> **Exercise description**
Among the entries below, tally each line containing "text"; respond with the total only.

Website and app data records:
________________

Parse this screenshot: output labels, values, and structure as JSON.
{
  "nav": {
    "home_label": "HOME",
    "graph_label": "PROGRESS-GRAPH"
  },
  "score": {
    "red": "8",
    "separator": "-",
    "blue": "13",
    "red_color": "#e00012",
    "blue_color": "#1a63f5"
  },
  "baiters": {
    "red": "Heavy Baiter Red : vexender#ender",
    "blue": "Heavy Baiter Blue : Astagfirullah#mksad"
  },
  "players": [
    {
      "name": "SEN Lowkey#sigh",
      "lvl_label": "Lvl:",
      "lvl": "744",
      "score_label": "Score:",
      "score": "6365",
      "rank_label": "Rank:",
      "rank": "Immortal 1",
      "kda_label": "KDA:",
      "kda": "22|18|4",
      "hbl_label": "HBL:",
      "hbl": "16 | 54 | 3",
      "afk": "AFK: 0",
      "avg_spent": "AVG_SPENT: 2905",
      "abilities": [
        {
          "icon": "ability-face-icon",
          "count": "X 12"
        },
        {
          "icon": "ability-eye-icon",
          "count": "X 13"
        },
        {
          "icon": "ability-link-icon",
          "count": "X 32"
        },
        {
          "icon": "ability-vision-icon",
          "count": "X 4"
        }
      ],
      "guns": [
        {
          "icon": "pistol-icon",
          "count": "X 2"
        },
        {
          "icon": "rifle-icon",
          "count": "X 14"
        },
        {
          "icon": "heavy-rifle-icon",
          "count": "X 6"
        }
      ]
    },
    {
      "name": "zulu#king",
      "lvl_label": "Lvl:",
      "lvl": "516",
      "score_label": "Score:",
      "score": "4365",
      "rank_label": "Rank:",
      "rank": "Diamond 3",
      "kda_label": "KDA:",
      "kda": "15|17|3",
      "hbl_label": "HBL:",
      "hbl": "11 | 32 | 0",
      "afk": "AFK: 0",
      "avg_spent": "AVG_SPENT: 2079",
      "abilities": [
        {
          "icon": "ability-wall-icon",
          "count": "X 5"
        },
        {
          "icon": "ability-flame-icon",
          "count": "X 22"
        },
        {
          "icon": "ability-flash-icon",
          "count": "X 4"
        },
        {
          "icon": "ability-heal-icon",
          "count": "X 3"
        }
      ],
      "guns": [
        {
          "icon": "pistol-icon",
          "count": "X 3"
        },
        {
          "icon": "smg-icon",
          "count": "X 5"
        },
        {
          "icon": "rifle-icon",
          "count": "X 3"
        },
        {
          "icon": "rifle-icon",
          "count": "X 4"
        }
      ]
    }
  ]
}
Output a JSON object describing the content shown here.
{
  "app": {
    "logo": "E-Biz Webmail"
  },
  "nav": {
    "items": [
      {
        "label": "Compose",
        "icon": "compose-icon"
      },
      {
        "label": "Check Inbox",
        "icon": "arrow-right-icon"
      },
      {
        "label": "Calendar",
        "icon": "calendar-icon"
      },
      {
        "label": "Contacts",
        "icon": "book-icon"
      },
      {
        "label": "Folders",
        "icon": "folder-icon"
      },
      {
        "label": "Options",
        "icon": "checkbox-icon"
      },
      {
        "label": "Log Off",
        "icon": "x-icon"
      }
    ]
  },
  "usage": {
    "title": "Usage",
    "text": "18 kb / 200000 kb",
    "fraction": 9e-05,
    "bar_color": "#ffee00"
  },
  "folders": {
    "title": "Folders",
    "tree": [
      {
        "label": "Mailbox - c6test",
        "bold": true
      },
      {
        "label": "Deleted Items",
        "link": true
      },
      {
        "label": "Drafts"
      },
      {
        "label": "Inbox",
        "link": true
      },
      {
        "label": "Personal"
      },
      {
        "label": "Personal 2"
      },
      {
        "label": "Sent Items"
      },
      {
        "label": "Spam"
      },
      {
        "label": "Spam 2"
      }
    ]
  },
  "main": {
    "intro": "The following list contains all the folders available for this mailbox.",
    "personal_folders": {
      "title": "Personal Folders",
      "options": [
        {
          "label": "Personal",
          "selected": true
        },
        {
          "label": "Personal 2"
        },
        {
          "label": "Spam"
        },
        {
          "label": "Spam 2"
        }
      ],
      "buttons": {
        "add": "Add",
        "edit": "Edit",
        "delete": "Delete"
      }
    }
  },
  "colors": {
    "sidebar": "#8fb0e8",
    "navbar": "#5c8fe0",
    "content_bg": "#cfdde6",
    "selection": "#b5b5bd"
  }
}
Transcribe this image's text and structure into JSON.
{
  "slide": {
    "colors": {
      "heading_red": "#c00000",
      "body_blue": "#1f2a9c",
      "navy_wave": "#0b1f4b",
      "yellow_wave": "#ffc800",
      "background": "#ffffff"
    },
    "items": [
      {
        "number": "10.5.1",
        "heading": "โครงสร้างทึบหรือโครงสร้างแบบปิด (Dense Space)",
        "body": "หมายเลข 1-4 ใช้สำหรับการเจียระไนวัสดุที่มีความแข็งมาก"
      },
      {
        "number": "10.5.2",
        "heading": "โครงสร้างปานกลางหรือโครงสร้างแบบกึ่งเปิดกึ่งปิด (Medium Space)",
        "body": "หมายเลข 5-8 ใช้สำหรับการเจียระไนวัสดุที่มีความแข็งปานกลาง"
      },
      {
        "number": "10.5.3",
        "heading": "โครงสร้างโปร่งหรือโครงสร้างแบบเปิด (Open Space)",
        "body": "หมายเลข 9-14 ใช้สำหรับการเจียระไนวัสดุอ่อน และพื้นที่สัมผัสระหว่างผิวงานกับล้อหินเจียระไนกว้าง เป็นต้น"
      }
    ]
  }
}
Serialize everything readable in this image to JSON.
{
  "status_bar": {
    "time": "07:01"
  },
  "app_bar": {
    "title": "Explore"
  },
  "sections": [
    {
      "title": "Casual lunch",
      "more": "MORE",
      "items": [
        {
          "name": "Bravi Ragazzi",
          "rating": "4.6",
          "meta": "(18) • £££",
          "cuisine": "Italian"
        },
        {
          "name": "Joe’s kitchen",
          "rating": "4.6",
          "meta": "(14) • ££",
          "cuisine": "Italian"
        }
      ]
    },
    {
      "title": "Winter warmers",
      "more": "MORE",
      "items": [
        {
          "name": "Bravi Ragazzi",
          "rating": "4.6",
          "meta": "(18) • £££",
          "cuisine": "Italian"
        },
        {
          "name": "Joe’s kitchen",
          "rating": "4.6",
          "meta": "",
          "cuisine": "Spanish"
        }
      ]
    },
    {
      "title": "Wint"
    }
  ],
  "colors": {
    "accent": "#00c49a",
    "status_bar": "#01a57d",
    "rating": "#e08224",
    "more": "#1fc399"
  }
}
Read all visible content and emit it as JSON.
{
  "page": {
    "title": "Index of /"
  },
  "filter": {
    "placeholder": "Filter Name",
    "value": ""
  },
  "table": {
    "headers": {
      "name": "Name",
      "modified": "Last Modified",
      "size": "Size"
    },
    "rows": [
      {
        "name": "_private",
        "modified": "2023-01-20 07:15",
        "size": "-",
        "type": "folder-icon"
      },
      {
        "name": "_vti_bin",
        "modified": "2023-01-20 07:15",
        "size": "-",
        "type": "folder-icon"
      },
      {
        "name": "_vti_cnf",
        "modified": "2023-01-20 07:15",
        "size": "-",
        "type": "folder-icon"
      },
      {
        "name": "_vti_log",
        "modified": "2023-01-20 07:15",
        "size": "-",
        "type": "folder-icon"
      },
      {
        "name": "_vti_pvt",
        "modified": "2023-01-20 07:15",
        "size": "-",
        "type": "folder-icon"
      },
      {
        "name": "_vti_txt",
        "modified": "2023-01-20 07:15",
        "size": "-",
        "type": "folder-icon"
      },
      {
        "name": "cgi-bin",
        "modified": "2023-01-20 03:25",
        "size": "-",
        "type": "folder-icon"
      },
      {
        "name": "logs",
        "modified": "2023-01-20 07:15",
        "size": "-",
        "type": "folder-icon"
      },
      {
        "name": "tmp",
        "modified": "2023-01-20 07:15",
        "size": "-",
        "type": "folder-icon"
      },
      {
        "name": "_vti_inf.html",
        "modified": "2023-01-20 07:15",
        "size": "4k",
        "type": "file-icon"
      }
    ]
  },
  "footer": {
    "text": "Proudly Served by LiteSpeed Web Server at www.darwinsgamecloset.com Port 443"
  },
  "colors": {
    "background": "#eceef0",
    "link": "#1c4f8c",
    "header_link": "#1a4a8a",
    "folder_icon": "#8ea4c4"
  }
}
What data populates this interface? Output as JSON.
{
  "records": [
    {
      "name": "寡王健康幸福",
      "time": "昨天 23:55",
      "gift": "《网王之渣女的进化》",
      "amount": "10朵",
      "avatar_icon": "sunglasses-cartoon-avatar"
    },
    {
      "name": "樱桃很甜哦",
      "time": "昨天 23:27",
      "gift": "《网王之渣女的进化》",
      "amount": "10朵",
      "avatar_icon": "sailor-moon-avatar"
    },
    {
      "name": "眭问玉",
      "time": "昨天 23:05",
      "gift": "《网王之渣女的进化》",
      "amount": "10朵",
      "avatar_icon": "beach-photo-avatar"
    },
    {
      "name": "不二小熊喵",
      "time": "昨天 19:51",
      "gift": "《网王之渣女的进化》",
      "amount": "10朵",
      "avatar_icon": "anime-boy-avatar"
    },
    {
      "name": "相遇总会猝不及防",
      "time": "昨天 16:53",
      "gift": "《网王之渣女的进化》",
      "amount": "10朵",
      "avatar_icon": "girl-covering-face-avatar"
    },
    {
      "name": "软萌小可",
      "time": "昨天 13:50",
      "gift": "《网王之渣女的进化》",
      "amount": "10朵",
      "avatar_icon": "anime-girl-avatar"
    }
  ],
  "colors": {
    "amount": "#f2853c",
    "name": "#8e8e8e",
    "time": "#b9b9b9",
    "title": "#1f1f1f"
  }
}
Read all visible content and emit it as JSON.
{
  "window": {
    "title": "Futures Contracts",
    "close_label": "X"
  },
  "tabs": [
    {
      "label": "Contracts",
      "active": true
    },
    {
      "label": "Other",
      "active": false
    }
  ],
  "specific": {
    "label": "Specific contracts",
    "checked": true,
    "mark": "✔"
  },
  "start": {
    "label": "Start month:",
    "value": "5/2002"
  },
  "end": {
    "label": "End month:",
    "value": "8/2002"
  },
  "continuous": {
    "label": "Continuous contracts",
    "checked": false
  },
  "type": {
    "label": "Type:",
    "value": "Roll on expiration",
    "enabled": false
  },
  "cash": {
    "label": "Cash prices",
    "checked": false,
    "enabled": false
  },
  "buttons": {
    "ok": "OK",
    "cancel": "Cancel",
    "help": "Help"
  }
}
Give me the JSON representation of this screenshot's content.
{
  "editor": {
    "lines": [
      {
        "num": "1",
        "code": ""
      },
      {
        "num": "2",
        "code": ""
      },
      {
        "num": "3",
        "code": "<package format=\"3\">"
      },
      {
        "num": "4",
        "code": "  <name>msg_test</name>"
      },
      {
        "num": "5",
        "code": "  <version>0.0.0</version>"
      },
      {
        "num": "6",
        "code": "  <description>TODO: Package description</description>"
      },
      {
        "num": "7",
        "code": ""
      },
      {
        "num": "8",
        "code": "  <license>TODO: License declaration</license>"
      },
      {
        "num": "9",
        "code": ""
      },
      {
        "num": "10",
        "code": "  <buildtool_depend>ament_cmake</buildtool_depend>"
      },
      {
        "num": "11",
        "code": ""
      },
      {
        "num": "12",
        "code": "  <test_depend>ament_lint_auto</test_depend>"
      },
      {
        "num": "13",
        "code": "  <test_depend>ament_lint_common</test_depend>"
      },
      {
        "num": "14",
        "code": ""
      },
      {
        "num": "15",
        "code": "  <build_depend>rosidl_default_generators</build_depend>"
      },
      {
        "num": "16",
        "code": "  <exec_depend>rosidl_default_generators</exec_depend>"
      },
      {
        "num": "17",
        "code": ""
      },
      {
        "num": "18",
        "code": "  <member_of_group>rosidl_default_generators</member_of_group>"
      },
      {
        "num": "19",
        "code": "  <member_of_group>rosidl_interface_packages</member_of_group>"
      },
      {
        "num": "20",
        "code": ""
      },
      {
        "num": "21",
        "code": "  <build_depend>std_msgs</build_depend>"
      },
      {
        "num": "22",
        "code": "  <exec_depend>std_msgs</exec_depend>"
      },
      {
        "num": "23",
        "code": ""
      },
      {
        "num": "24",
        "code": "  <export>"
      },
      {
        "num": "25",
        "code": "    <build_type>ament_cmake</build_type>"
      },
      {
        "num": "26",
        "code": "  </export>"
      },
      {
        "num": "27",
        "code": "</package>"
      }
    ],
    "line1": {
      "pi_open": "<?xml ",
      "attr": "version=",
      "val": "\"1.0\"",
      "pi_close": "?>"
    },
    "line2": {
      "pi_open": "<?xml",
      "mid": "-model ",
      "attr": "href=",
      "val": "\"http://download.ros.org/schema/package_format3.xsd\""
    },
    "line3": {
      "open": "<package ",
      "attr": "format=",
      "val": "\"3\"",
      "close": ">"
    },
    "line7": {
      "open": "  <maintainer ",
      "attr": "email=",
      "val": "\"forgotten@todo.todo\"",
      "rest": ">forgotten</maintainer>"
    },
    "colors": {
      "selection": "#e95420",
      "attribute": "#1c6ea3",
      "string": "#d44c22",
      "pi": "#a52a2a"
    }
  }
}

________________

> **Task solution**
3